About 130 Russian spies are currently undercover in Germany, almost as many as were deployed there by the

KGB during the Cold War, according to the latest edition of the German news magazine Focus. German political parties, companies, the armed forces and scientific research establishments were targeted by post-communist

Russian espionage, said the report quoting German authorities. The article, released in advance of Monday's ediiton, quoted an official of the German Federal Criminal Investigation Agency (BKA) as saying these targets were spied on "in an extremely aggressive way." It also quoted an unnamed senior official of Germany's domestic counter-intelligence service as saying Russian intelligence had been
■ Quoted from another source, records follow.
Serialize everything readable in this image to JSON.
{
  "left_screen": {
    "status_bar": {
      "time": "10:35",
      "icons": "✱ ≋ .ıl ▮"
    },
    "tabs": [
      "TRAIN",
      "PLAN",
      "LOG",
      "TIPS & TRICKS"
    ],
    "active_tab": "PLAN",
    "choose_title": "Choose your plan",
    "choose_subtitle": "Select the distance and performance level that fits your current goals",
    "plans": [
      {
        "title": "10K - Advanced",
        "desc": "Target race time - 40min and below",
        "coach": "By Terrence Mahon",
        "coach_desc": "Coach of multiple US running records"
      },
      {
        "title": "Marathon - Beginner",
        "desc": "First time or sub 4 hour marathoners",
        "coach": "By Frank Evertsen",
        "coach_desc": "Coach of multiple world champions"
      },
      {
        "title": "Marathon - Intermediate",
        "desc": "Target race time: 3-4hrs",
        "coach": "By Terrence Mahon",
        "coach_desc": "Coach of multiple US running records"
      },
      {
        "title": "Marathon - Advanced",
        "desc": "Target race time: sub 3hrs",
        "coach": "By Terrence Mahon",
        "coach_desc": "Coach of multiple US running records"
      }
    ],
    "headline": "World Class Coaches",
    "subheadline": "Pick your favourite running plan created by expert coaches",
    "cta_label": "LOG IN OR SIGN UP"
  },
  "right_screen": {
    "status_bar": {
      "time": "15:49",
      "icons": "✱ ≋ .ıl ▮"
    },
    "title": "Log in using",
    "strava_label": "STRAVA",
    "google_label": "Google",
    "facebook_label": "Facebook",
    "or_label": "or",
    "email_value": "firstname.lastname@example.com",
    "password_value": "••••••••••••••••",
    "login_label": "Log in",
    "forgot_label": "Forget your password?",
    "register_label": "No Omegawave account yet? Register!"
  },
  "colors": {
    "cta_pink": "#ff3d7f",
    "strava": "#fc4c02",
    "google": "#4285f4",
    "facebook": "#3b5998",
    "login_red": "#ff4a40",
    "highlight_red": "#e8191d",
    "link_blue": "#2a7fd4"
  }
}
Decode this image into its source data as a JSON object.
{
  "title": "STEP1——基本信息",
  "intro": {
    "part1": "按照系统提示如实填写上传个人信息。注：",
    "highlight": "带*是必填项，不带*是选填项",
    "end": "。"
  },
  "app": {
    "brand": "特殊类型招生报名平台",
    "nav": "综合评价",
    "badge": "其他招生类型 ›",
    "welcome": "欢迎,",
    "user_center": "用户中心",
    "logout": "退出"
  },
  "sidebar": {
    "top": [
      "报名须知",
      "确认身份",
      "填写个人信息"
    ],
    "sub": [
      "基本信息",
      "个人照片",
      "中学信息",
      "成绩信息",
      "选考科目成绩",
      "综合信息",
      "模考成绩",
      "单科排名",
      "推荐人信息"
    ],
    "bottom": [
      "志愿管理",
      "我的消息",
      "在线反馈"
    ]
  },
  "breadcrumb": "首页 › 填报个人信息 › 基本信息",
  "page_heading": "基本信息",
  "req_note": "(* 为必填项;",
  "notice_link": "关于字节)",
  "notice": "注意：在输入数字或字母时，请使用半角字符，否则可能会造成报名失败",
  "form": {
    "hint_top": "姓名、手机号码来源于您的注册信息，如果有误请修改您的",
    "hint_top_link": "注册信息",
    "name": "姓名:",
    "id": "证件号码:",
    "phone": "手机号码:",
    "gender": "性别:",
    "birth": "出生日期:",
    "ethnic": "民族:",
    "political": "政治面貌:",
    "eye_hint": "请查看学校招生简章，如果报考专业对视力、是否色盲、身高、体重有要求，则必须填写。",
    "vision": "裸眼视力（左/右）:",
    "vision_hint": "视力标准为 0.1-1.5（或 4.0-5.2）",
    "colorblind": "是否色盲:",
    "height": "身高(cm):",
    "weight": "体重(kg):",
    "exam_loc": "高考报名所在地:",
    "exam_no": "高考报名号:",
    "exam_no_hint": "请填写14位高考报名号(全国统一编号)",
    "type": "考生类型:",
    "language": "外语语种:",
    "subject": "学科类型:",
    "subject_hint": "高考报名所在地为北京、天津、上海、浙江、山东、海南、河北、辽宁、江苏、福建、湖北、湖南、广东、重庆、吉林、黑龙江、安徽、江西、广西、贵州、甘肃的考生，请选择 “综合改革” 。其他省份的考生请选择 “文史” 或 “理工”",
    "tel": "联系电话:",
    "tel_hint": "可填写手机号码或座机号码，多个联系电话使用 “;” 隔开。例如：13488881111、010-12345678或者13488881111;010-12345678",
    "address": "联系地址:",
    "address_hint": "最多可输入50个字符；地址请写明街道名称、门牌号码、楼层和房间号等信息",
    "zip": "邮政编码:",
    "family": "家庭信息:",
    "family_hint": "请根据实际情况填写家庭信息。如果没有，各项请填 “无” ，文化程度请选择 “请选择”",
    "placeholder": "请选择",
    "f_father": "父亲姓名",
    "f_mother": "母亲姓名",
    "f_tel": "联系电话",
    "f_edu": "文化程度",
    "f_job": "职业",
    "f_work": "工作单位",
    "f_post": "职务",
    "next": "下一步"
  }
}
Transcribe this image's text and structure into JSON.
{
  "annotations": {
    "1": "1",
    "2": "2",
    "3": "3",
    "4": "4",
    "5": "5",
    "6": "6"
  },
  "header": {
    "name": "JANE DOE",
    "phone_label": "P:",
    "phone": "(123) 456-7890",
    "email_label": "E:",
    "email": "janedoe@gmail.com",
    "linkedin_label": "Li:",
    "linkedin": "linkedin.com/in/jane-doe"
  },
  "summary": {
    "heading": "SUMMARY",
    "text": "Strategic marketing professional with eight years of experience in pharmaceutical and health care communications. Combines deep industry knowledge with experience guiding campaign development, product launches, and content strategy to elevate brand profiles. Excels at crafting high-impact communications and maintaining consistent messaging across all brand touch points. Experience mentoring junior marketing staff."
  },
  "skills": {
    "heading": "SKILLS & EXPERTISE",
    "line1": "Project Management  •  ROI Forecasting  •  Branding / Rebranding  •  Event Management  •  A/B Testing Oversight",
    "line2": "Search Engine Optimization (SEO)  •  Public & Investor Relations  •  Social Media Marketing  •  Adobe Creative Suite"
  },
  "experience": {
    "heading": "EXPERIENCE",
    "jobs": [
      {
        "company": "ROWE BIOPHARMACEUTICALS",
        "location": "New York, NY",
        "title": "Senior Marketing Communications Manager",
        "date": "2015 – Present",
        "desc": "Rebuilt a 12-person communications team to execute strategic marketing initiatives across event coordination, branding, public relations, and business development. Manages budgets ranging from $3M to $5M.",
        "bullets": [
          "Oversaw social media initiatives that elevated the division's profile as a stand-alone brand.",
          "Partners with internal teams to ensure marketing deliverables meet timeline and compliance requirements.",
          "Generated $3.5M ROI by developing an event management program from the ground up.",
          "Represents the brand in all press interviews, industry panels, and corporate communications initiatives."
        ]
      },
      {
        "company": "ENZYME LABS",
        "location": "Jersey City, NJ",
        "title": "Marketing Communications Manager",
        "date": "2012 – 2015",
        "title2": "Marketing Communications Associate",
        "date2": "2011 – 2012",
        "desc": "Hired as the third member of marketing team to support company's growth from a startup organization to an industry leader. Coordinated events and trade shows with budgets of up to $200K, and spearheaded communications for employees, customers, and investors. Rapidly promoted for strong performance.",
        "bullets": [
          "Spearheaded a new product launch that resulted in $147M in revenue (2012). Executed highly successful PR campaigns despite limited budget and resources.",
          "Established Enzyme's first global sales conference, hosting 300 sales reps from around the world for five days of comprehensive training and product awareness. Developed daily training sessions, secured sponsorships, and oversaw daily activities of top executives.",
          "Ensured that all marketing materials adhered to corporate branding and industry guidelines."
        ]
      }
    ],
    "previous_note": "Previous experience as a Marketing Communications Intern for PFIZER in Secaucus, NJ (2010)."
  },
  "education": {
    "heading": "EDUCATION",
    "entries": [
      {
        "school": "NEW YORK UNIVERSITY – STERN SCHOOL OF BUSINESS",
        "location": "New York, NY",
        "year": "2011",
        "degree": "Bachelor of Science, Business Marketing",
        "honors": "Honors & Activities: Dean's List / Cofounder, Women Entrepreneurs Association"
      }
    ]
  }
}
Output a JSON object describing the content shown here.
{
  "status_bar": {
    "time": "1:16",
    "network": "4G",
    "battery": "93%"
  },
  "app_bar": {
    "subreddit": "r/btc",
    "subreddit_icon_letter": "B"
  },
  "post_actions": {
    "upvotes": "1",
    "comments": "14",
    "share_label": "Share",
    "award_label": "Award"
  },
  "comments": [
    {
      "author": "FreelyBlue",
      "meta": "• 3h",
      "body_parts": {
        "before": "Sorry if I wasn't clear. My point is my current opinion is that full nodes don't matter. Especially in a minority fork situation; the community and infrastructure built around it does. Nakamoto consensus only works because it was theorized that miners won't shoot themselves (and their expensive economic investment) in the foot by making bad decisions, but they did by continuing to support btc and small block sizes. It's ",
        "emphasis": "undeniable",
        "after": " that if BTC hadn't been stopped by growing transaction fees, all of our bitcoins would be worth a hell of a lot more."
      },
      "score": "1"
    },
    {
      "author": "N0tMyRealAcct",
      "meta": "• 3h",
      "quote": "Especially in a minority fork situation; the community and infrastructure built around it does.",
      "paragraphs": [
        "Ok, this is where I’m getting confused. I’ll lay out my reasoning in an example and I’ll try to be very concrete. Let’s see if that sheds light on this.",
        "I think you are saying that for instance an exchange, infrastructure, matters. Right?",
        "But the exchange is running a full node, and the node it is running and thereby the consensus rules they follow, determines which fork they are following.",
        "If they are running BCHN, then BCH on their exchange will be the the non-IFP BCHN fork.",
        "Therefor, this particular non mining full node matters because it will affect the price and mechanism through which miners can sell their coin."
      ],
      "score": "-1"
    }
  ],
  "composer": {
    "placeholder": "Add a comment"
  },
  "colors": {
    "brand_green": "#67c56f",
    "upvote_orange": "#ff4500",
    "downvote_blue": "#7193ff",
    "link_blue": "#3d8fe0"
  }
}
strongly reinforced of late, so that almost as many operatives were now undercover on German territory as there were Soviet KGB agents there during the Cold War. Russian-German relations are generally perceived as being cordial. German Chancellor Gerhard Schröder and Russian President Vladimir Putin have strengthened friendly links between the two countries. The leaders speak German together, a language Putin learned as a KGB agent based in Dresden in former East Germany during the Cold War. (AFP)